Great news for the Village of Southampton: the historic space that now houses the Parrish Art Museum on Jobs Lane will not be abandoned after the Parrish moves into the new $25 million, 34,500 square-foot building in Water Mill. The new facility will triple the Museum’s current exhibition space for the Parrish collection, which includes more than 2,600 pieces of art from the 19th century to today, as well as temporary exhibitions. The progress on the museum’s new home can be seen as you drive east on Route 27 (it’s on the north side). The roof is now being put on the building, which was designed by celebrated Swiss architects Herzog & de Meuron.
But the cheers are for what will become of the old building on Jobs Lane. “At the end of next summer…we’ve gotta have a game plan ready,” Southampton Village Mayor Mark Epley said. “We’ve gotta start whatever type of construction we’re gonna start because we want that space—whether it’s internal or external—utilized next summer.”
When the Jobs Lane building was designed in the 1890s, Mr. Samuel Parrish, who actually lived in Philadelphia but summered in Southampton at his family estate, was at the center of its creation. After being born into a family of prominent Pennsylvania Quakers and educated at Harvard College, Mr. Parrish developed a keen eye for talented artists and began collecting. The story goes that while purchasing art in Italy around 1896, Mr. Parrish first envisioned the building that now exists on Jobs Lane. In Mr. Parrish’s words, he wanted to “transplant to a small, once-Puritan village on the eastern end of Long Island a delicate exotic in the form of an artistic collection that would express at least something of the spirit of the Italian Renaissance.”

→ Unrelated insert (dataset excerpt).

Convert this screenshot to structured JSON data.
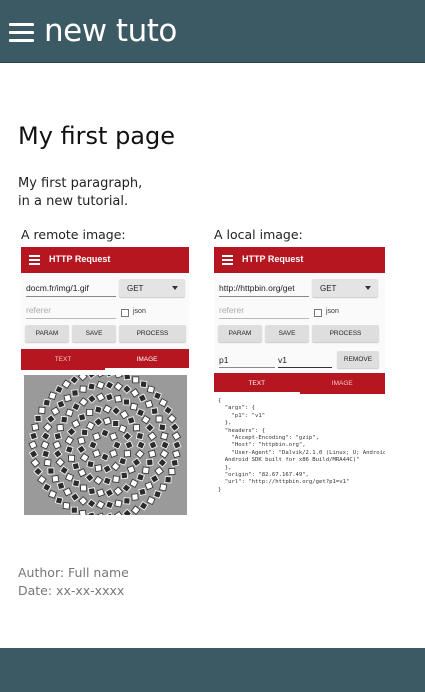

Next summer, the Village-owned building and grounds will receive a three-year, $20 million renovation and expansion. The updated historic edifice will eventually house the new “Southampton Center for the Arts,” a multi-disciplinary arts institution that will serve as both a platform for art as well as a bridge from the past to the future. Duncan Webb, president of Webb Management Services, and Douglas Moss, a partner in the New York-based planning firm ForeSite Facility Planners, presented four plans at a Village Planning Commission meeting on July 7 at the Village Justice Center. All plans will improve the “building’s footprint,” while also seeking to preserve and enhance the surrounding arboretum.
Mayor Epley and other village officials estimate that the renovation project will cost between $10 million and $12 million. They are hoping to privately raise the sum of $10 million for estimated operational costs.
In all four plans, the main building will present a dramatic south-to-north grounds exhibit, with a touch of the modern in the form of an espresso bar. There will also be gallery space and a unique lobby with additional gallery space. There is a plan for a quaint path from Main Street ascending to the structure, invoking the all-important historic flavor that permeates the East End.
Surveys showed that the community wanted to use the space for cultural objectives once the Parrish moves out in 2012. Many are enthusiastic that the space that Samuel Parrish first used to house his masterpieces will someday manifest a whole new dimension of the ever-evolving world of modern Western art out here in the Hamptons.
One opposing view came from a blogger on a popular East End website who stated, “$20 million in Southampton village equates to approximately $7000 per registered voter…The 1800s were quite a few years ago and those antiquated tired folks haven’t been relevant for decades. The artist colony is neither artist nor colony anymore. This is a silly idea, as out of touch as anything that has occurred in the Village in a long time.” Hopefully this person will realize how very wrong he or she is, because, as the saying goes, it is the art that defines the culture. I, for one, applaud Mayor Epley and the Southampton officials who understand the importance of having something that will draw the community into the heart of the Village. [/expand]